Description of the task: Where a line of the data below has the string "this", copy that line.

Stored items
========

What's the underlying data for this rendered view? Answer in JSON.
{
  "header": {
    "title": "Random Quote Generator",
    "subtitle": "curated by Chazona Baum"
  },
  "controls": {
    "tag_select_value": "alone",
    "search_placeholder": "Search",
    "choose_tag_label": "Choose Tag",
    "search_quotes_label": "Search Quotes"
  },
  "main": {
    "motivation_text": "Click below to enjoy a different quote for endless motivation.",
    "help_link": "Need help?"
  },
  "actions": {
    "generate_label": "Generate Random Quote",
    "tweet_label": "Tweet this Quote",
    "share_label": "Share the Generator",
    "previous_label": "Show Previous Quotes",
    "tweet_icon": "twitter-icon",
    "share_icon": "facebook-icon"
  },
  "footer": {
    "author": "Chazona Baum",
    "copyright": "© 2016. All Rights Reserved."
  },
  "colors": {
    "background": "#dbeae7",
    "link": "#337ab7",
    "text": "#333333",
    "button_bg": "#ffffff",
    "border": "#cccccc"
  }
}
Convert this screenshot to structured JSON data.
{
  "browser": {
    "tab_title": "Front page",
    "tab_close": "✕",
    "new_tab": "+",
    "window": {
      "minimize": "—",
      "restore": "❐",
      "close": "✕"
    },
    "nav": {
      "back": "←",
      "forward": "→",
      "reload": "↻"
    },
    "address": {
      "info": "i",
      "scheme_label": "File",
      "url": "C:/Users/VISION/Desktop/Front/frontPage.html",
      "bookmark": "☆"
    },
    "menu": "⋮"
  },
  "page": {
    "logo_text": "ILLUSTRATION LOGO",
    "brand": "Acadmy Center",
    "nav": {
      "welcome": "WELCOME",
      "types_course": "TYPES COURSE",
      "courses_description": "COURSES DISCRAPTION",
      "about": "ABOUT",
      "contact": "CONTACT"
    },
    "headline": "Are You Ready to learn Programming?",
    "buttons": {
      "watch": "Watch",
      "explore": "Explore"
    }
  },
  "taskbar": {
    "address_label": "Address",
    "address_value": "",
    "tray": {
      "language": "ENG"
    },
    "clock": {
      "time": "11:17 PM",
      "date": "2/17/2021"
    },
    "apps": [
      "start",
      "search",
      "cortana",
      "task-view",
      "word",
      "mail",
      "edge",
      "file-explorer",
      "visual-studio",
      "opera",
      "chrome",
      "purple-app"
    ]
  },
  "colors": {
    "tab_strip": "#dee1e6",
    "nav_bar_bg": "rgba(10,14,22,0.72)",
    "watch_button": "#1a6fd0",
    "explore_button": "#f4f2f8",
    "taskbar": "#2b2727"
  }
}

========

Response box:
What's the underlying data for this rendered view? Answer in JSON.
    "tweet_label": "Tweet this Quote",
Convert this screenshot to structured JSON data.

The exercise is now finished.